Exercise goal -> Your task is to repeat the entries word for word while leaving out the pictures.

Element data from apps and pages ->

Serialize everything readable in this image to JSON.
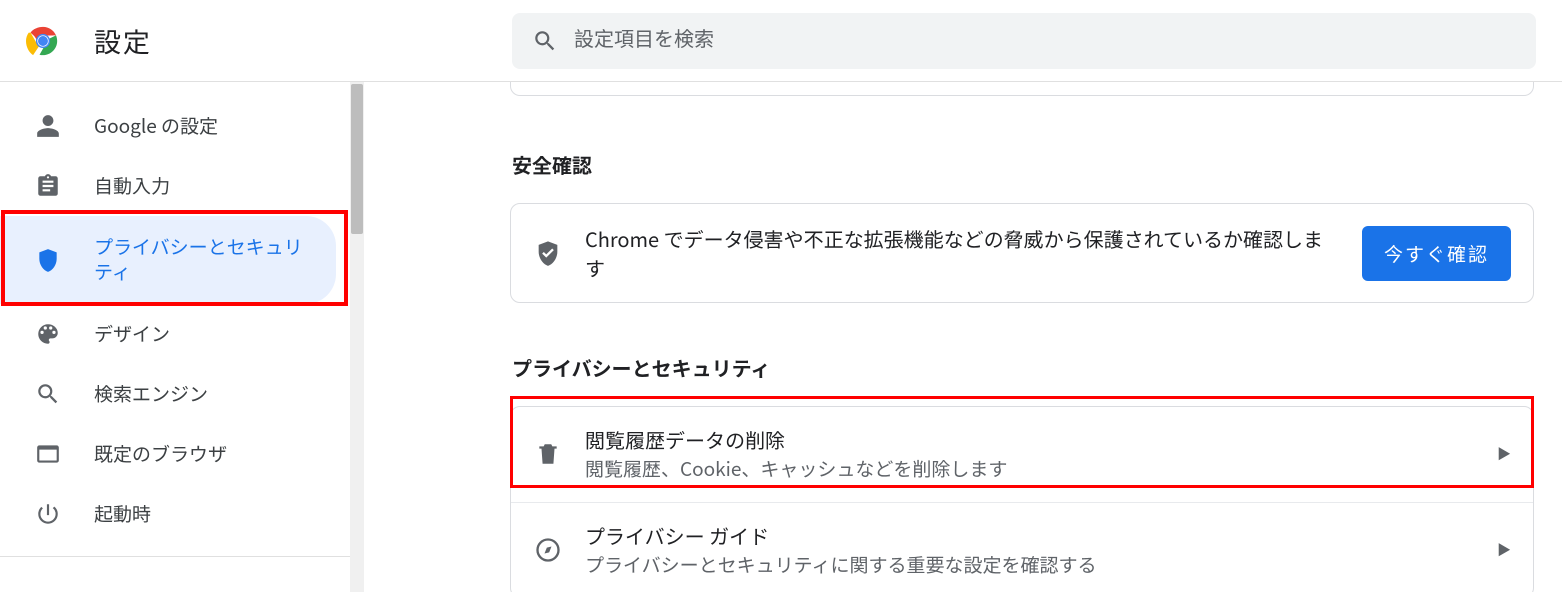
{
  "header": {
    "title": "設定",
    "search_placeholder": "設定項目を検索"
  },
  "sidebar": {
    "items": [
      {
        "id": "google",
        "label": "Google の設定"
      },
      {
        "id": "autofill",
        "label": "自動入力"
      },
      {
        "id": "privacy",
        "label": "プライバシーとセキュリティ",
        "selected": true
      },
      {
        "id": "design",
        "label": "デザイン"
      },
      {
        "id": "search",
        "label": "検索エンジン"
      },
      {
        "id": "default",
        "label": "既定のブラウザ"
      },
      {
        "id": "startup",
        "label": "起動時"
      }
    ]
  },
  "main": {
    "safety": {
      "heading": "安全確認",
      "description": "Chrome でデータ侵害や不正な拡張機能などの脅威から保護されているか確認します",
      "button": "今すぐ確認"
    },
    "privacy": {
      "heading": "プライバシーとセキュリティ",
      "rows": [
        {
          "id": "clear-data",
          "title": "閲覧履歴データの削除",
          "sub": "閲覧履歴、Cookie、キャッシュなどを削除します",
          "highlighted": true
        },
        {
          "id": "privacy-guide",
          "title": "プライバシー ガイド",
          "sub": "プライバシーとセキュリティに関する重要な設定を確認する"
        }
      ]
    }
  }
}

Your solution ->
Serialize everything readable in this image to JSON.
{
  "header": {
    "title": "設定",
    "search_placeholder": "設定項目を検索"
  },
  "sidebar": {
    "items": [
      {
        "id": "google",
        "label": "Google の設定"
      },
      {
        "id": "autofill",
        "label": "自動入力"
      },
      {
        "id": "privacy",
        "label": "プライバシーとセキュリティ",
        "selected": true
      },
      {
        "id": "design",
        "label": "デザイン"
      },
      {
        "id": "search",
        "label": "検索エンジン"
      },
      {
        "id": "default",
        "label": "既定のブラウザ"
      },
      {
        "id": "startup",
        "label": "起動時"
      }
    ]
  },
  "main": {
    "safety": {
      "heading": "安全確認",
      "description": "Chrome でデータ侵害や不正な拡張機能などの脅威から保護されているか確認します",
      "button": "今すぐ確認"
    },
    "privacy": {
      "heading": "プライバシーとセキュリティ",
      "rows": [
        {
          "id": "clear-data",
          "title": "閲覧履歴データの削除",
          "sub": "閲覧履歴、Cookie、キャッシュなどを削除します",
          "highlighted": true
        },
        {
          "id": "privacy-guide",
          "title": "プライバシー ガイド",
          "sub": "プライバシーとセキュリティに関する重要な設定を確認する"
        }
      ]
    }
  }
}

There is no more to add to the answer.